[EXERCISE BRIEF]
Since only a count is wanted, work out how many lines in the material below contain the word "JSON" and return that number.

[INPUT FOR THIS TASK]
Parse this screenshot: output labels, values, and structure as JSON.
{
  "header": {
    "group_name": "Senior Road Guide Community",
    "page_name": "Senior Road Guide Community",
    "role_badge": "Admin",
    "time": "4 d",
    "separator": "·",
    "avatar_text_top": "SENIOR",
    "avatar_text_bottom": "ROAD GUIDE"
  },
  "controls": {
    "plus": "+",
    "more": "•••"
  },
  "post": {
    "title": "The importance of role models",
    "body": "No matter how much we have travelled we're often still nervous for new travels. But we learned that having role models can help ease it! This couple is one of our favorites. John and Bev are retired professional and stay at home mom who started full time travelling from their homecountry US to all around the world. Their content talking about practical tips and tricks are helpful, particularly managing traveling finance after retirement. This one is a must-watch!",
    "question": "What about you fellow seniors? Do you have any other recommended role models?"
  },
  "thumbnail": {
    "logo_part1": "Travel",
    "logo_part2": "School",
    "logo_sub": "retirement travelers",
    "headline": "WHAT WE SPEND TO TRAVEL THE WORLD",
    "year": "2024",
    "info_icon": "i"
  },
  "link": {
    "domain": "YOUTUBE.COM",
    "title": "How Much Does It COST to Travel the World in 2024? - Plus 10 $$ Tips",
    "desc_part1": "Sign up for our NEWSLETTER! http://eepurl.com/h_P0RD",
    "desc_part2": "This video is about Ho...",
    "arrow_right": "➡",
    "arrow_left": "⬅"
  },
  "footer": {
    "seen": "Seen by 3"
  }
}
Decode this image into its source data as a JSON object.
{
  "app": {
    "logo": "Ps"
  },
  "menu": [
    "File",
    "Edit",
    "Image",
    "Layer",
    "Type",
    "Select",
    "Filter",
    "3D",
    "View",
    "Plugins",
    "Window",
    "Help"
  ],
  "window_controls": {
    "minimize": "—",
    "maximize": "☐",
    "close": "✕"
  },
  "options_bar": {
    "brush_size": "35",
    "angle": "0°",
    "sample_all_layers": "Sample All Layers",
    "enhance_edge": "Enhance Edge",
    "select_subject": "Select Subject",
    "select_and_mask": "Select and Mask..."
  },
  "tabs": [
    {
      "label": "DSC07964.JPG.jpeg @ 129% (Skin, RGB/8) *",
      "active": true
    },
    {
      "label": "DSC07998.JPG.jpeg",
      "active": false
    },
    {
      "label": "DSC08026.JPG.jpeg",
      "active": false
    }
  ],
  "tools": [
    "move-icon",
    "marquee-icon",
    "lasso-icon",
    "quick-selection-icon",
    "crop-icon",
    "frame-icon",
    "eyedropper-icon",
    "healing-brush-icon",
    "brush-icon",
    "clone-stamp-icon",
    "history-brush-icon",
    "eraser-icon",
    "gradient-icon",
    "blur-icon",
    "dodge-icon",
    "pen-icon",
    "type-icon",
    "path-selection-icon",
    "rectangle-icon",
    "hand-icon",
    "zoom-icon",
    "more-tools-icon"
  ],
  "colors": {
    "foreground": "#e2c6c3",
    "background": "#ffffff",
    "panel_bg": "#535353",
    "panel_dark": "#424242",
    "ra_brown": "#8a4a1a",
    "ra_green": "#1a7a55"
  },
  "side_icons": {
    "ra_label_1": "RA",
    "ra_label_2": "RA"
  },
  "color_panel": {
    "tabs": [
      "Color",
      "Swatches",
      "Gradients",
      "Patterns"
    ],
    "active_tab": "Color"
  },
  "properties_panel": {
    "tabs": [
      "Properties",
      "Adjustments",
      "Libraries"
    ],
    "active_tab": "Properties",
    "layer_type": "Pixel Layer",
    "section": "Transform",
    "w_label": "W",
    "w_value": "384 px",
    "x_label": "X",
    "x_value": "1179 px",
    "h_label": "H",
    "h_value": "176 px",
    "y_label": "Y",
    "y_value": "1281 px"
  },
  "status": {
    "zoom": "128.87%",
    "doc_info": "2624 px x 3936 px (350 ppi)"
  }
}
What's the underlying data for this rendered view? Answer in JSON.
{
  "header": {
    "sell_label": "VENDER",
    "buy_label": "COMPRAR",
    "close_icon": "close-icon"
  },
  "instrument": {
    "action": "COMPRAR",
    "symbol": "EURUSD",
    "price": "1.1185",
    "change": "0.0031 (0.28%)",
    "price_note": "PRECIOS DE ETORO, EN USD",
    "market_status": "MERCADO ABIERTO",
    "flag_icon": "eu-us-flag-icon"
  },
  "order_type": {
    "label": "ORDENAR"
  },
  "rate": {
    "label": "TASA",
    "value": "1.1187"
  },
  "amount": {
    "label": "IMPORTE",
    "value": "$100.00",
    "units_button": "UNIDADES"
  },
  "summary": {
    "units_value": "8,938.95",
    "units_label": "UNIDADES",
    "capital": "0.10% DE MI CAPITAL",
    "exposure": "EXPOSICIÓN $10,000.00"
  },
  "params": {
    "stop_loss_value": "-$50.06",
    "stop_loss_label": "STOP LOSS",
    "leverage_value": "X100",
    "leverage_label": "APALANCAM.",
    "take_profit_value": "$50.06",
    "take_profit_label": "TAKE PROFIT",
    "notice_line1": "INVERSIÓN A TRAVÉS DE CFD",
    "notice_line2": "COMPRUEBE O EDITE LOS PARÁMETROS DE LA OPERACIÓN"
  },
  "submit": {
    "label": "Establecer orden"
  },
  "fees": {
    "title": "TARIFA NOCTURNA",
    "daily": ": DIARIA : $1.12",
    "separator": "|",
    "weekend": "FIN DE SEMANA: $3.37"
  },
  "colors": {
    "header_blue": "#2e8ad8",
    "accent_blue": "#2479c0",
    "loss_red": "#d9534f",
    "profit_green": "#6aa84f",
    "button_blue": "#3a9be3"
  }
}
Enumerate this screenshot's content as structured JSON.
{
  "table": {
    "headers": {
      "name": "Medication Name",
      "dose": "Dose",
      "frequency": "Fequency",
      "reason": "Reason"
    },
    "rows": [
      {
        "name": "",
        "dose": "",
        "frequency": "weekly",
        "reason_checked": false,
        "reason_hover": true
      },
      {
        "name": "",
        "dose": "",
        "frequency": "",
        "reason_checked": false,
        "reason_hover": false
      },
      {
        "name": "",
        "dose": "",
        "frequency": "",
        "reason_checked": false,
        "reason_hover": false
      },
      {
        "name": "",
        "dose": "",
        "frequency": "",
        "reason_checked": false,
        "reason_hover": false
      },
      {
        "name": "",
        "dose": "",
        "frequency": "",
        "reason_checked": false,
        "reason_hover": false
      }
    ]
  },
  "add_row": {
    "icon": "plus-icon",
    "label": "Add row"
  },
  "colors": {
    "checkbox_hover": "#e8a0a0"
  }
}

[YOUR SOLUTION]
4